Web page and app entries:
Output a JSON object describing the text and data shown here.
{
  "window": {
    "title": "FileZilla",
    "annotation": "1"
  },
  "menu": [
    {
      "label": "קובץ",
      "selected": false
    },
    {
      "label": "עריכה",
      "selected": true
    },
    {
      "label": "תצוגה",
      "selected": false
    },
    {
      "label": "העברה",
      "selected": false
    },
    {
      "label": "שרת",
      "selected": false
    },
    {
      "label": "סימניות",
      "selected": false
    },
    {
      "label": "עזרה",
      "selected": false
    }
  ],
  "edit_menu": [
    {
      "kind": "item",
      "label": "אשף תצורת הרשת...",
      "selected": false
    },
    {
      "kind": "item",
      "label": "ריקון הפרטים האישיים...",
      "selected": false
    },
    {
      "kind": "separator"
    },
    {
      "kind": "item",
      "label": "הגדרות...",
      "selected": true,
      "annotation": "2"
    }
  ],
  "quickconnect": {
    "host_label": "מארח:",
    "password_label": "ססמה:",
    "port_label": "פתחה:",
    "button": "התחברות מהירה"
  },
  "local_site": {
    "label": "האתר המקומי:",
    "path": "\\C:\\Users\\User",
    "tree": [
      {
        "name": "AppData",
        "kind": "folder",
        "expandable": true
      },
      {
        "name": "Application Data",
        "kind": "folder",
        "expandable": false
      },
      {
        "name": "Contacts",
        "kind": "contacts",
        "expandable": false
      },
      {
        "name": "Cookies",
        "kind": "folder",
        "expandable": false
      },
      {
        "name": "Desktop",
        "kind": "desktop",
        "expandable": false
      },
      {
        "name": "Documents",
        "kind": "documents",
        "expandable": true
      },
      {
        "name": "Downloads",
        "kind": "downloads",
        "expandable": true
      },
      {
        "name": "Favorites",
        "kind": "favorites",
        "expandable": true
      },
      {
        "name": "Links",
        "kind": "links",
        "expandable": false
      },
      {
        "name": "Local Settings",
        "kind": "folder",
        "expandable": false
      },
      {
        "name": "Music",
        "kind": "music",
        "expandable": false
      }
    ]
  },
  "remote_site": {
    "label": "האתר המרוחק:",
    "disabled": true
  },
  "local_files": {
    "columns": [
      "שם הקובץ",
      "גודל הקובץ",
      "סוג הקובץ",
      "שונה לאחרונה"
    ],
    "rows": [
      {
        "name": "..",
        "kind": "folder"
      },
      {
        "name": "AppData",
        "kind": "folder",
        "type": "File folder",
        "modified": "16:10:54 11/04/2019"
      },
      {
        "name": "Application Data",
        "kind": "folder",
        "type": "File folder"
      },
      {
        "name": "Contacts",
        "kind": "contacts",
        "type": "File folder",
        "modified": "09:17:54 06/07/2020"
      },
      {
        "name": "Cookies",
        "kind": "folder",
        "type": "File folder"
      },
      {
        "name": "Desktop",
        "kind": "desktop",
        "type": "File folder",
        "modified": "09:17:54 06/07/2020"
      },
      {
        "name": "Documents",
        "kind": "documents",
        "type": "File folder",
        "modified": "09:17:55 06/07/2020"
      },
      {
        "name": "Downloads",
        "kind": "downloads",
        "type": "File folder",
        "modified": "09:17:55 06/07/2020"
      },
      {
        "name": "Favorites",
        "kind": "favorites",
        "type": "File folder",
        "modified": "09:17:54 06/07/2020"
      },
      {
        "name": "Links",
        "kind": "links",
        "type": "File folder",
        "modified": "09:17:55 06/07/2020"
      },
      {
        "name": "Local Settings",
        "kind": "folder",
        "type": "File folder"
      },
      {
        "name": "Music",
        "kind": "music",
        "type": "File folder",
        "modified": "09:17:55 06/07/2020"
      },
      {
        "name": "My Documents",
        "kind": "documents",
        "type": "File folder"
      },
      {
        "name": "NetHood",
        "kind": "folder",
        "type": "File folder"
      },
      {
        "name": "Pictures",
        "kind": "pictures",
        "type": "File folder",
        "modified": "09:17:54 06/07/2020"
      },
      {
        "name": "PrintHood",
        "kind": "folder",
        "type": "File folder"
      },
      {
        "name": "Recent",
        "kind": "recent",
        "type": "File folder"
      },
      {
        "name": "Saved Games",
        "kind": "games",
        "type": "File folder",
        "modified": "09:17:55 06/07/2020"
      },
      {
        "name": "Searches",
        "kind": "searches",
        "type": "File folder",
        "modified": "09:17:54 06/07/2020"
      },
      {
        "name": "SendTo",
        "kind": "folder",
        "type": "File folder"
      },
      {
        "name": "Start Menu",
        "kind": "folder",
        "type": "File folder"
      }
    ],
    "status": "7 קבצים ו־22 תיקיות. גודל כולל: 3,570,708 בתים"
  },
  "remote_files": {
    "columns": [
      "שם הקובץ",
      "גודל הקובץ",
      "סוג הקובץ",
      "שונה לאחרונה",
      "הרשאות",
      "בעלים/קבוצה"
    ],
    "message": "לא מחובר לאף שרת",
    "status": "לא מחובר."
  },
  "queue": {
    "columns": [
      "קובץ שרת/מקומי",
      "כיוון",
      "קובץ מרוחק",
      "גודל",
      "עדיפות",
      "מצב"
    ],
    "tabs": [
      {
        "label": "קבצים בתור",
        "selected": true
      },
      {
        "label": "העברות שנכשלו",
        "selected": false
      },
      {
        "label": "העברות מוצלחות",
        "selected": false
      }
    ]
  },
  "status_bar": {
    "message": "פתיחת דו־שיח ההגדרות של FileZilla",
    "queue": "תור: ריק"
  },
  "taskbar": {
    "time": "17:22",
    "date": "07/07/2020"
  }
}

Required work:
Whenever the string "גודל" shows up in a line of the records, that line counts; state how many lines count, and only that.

Task solution:
4